Try it:
Every line in the entries that holds "Ajustes" should be identified and copied.

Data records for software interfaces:
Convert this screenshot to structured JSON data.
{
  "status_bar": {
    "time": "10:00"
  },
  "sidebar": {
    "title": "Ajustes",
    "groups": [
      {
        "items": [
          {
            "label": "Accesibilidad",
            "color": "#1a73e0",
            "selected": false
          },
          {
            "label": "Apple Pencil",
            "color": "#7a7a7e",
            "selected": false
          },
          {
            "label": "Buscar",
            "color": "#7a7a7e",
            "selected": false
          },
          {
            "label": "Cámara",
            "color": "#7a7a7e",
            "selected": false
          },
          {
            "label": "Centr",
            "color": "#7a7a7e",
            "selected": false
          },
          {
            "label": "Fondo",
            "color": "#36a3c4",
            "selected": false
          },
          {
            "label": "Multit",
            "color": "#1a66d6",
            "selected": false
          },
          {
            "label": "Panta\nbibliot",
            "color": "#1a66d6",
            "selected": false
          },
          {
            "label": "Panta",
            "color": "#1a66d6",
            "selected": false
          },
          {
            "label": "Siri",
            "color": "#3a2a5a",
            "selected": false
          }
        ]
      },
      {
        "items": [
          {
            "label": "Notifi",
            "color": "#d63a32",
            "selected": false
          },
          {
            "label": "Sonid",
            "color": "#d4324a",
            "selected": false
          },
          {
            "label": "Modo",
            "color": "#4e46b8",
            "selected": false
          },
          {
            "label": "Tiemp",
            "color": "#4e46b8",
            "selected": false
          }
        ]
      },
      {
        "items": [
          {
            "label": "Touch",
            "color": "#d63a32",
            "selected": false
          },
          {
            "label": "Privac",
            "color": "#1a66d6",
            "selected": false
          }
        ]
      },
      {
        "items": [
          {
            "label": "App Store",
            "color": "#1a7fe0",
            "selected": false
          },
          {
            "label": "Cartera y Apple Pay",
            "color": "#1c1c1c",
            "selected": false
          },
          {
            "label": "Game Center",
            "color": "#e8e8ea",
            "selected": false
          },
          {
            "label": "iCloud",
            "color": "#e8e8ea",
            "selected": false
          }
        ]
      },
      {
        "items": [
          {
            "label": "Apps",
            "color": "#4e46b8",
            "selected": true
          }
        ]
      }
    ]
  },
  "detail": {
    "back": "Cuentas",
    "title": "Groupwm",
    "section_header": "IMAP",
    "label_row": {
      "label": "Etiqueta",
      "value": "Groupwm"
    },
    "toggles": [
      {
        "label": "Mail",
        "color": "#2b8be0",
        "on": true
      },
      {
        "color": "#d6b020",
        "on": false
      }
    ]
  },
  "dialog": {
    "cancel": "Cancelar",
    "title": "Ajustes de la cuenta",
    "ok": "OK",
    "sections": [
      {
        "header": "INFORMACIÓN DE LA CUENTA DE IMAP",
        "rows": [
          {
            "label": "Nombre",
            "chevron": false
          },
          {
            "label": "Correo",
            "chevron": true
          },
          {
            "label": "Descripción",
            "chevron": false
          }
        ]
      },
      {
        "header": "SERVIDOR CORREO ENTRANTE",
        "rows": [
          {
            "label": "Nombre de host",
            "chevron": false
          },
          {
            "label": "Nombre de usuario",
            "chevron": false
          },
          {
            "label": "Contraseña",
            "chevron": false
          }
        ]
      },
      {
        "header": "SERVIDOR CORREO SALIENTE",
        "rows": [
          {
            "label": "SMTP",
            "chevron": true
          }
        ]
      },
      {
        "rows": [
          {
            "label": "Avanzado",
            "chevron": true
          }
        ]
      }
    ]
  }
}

Expected output:
    "title": "Ajustes",
    "title": "Ajustes de la cuenta",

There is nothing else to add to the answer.